This means that lawyers from the opposing side can easily argue that other factors could have also contributed to cancer development. A skilled personal injury lawyer will help you get compensation for your medical problems, whether it be through settlement or winning a case.
3. Personal injury lawyers have connections that you may not have
Going against a multinational company is not a walk in the park, even in the best of times. If you want to have any hope of getting compensation, you’ll need to hire a personal injury lawyer.
A competent and experienced attorney will help you prove that the defendant is responsible for your sickness or injuries. Additionally, the court may also require you to establish that your PFAS exposure is the proximate cause of your health conditions and injuries.
Defendants will find it hard to deny the causal connection between PFAS exposure and your particular medical condition, such as cancer. However, the second part can be tricky to establish, as government bodies have stopped short of classifying PFAS as confirmed human carcinogens. In 2016, the International Agency For Research on Cancer classified PFOA as Group 2b, a possible human carcinogen. However, a competent attorney will still be able to make a case.
Your lawyer will work with investigators and subject matter experts to bolster your claim and help calculate the extent of damages that PFAS may have directly caused you. The damages may include—but are not limited to—medical bills, loss of income, reduced ability to earn income, and pain and suffering.
Hire A Lawyer That Specializes in Personal Injuries
It’s best to hire lawyers who specialize in personal injuries to increase the chances of you getting compensation for your injuries. They understand the ins and outs of winning such claims in court and will have the resources to make your case. In the worst-case scenario where you lose your case or can’t arrive at a settlement, most personal injury lawyers won’t even charge you. This means that unless you get compensated for your injuries, your lawyer works with you for free!

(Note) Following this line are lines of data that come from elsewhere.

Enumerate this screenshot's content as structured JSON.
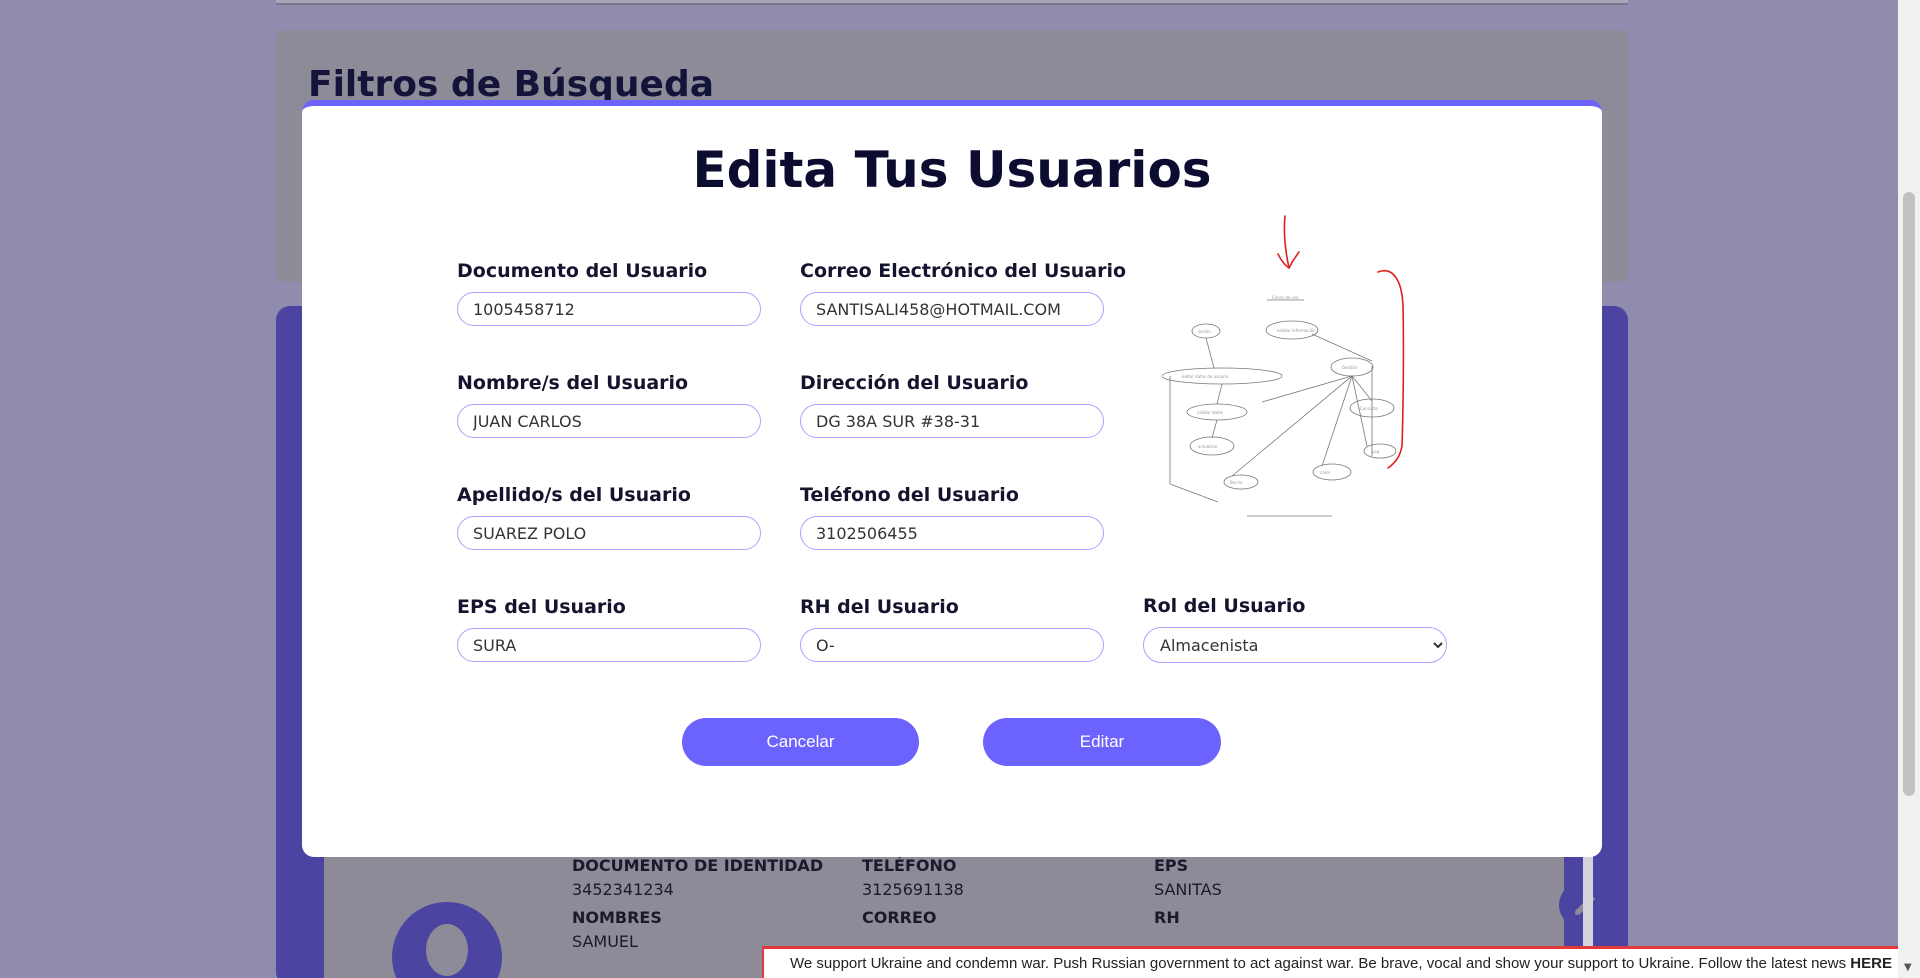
{
  "background": {
    "filters_title": "Filtros de Búsqueda",
    "user_card": {
      "labels": {
        "document": "DOCUMENTO DE IDENTIDAD",
        "phone": "TELÉFONO",
        "eps": "EPS",
        "names": "NOMBRES",
        "email": "CORREO",
        "rh": "RH"
      },
      "values": {
        "document": "3452341234",
        "phone": "3125691138",
        "eps": "SANITAS",
        "names": "SAMUEL"
      }
    }
  },
  "modal": {
    "title": "Edita Tus Usuarios",
    "fields": {
      "document": {
        "label": "Documento del Usuario",
        "value": "1005458712"
      },
      "email": {
        "label": "Correo Electrónico del Usuario",
        "value": "SANTISALI458@HOTMAIL.COM"
      },
      "names": {
        "label": "Nombre/s del Usuario",
        "value": "JUAN CARLOS"
      },
      "address": {
        "label": "Dirección del Usuario",
        "value": "DG 38A SUR #38-31"
      },
      "surnames": {
        "label": "Apellido/s del Usuario",
        "value": "SUAREZ POLO"
      },
      "phone": {
        "label": "Teléfono del Usuario",
        "value": "3102506455"
      },
      "eps": {
        "label": "EPS del Usuario",
        "value": "SURA"
      },
      "rh": {
        "label": "RH del Usuario",
        "value": "O-"
      },
      "role": {
        "label": "Rol del Usuario",
        "value": "Almacenista"
      }
    },
    "buttons": {
      "cancel": "Cancelar",
      "edit": "Editar"
    }
  },
  "banner": {
    "text": "We support Ukraine and condemn war. Push Russian government to act against war. Be brave, vocal and show your support to Ukraine. Follow the latest news ",
    "link": "HERE"
  },
  "colors": {
    "accent": "#6c63ff",
    "panel": "#4b44a0",
    "title": "#0c0b30",
    "annotation": "#e02020"
  },
  "icons": {
    "edit": "pencil-icon",
    "select": "chevron-down-icon"
  }
}
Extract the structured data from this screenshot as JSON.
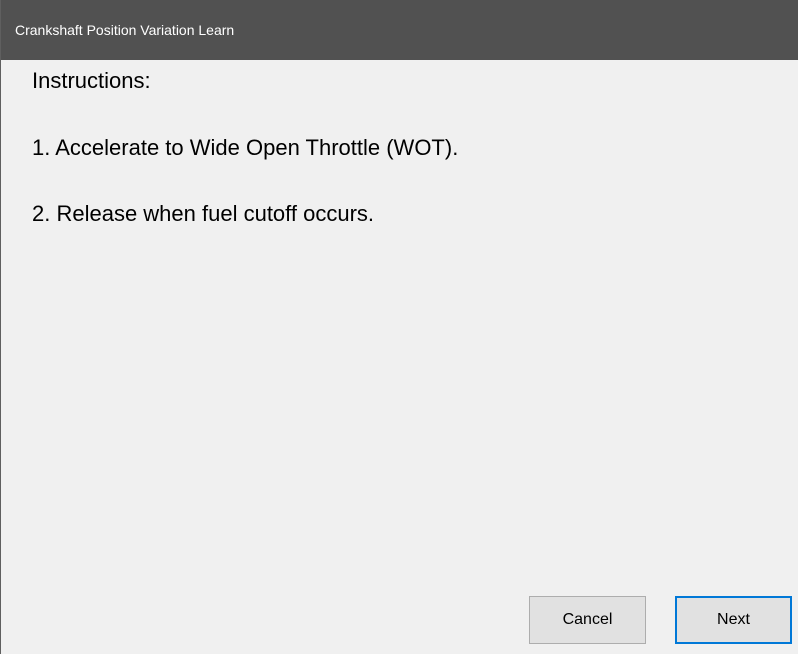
{
  "window": {
    "title": "Crankshaft Position Variation Learn"
  },
  "instructions": {
    "heading": "Instructions:",
    "steps": [
      "1. Accelerate to Wide Open Throttle (WOT).",
      "2. Release when fuel cutoff occurs."
    ]
  },
  "buttons": {
    "cancel_label": "Cancel",
    "next_label": "Next"
  },
  "colors": {
    "titlebar_background": "#515151",
    "titlebar_text": "#ffffff",
    "dialog_background": "#f0f0f0",
    "default_button_border": "#0078d7"
  }
}
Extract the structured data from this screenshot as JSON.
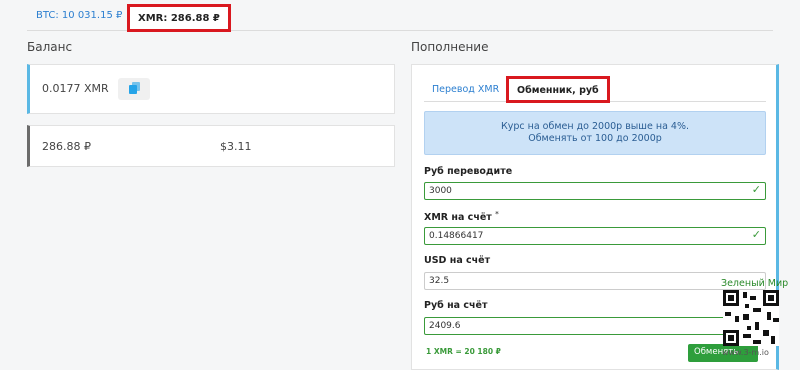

Are you looking for personal injury lawyers in Florida to help you out with a PFAS cancer lawsuit? Shiner Law Group’s personal injury lawyers will help you get compensation for losses caused by someone else’s negligence. Our areas of practice include medical malpractice, product liability, wrongful death, and more. Contact us today for a free case consultation!